Many minimalistic photography images have a great deal of negative space to isolate the subject. There are tons of genres and ideas that would make for very compelling shots – architecture, landscapes, portraits, food photography, abstracts and so much more. Think about the story or emotion you’d like to convey to your viewer and compose your shot after taking some time to think about it.
We’re looking for clear, un-cluttered images where the space surrounding the main subject or idea enhances your shot by taking the viewer’s eye straight there. That little bit of extra space allows for breathing room and leaves no doubt as to what the main point of interest is.
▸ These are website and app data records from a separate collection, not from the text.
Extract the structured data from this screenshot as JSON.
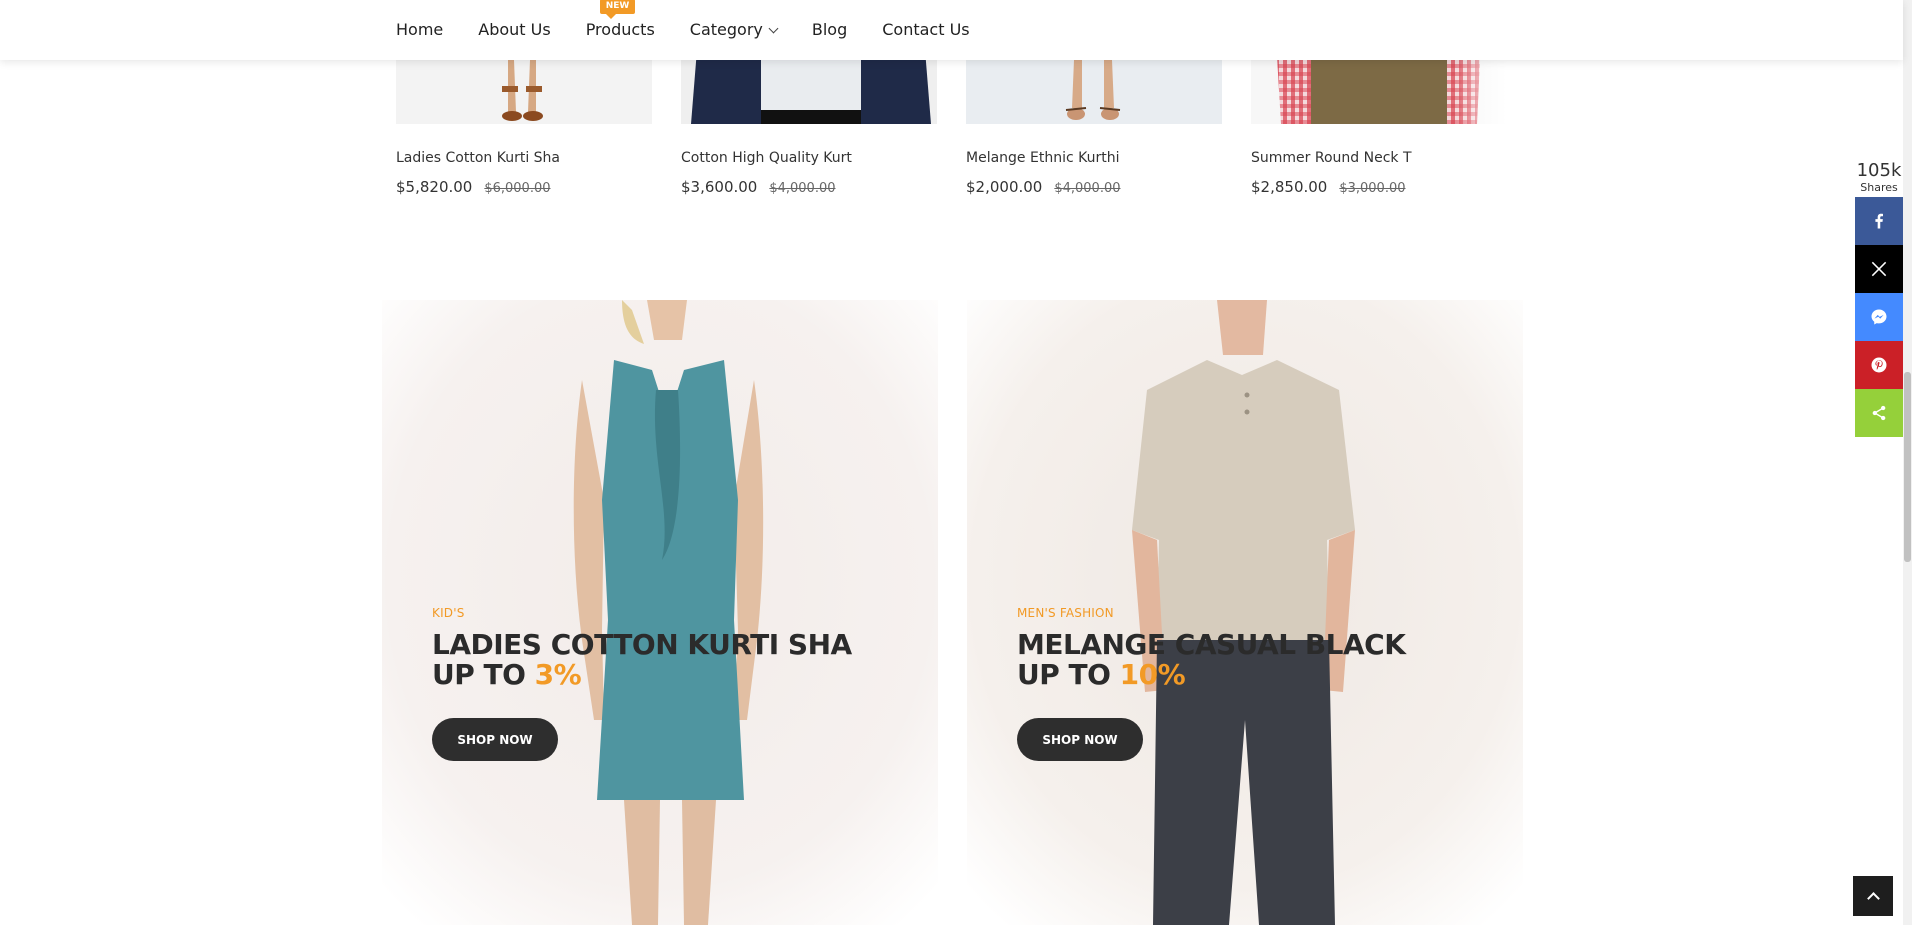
{
  "nav": {
    "items": [
      {
        "label": "Home"
      },
      {
        "label": "About Us"
      },
      {
        "label": "Products",
        "badge": "NEW"
      },
      {
        "label": "Category"
      },
      {
        "label": "Blog"
      },
      {
        "label": "Contact Us"
      }
    ]
  },
  "products": [
    {
      "name": "Ladies Cotton Kurti Sha",
      "price": "$5,820.00",
      "old_price": "$6,000.00"
    },
    {
      "name": "Cotton High Quality Kurt",
      "price": "$3,600.00",
      "old_price": "$4,000.00"
    },
    {
      "name": "Melange Ethnic Kurthi",
      "price": "$2,000.00",
      "old_price": "$4,000.00"
    },
    {
      "name": "Summer Round Neck T",
      "price": "$2,850.00",
      "old_price": "$3,000.00"
    }
  ],
  "banners": [
    {
      "category": "KID'S",
      "title_line1": "LADIES COTTON KURTI SHA",
      "title_prefix": "UP TO ",
      "percent": "3%",
      "button": "SHOP NOW"
    },
    {
      "category": "MEN'S FASHION",
      "title_line1": "MELANGE CASUAL BLACK",
      "title_prefix": "UP TO ",
      "percent": "10%",
      "button": "SHOP NOW"
    }
  ],
  "share": {
    "count": "105k",
    "label": "Shares",
    "buttons": [
      {
        "icon": "facebook-icon",
        "color": "#3b5998"
      },
      {
        "icon": "x-icon",
        "color": "#000000"
      },
      {
        "icon": "messenger-icon",
        "color": "#448aff"
      },
      {
        "icon": "pinterest-icon",
        "color": "#cb2027"
      },
      {
        "icon": "share-icon",
        "color": "#95d03a"
      }
    ]
  },
  "colors": {
    "accent": "#f29a26",
    "dark": "#2e2e2e"
  }
}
There’s magic in negative space, when used wisely, so think, breathe, shoot…
- Zoom with your feet: Move around to get the best composition for your photo.
- Different shooting angles: Because everything else is simplified in your frame, you have more license to “break” the rules of typical composition, for example where your subject is placed in the frame, or where they are looking.
- Find your background first: Go on a hunt for a red brick wall, or a blue garage door, then place your subject in front of it.
- Balance: Use the negative space to balance out the main subject. Don’t go overboard with the negative space, making it hard for the viewer to understand and absorb the main focus point of your shot.
- Shoot wide open: That dreamy, creamy bokeh is a great way to simplify your subject’s background, and keep the frame more minimalistic.
I would have loved to use some of the shots I took at Crete as they would have suited this challenge perfectly, but no, still I think they are great examples of negative space.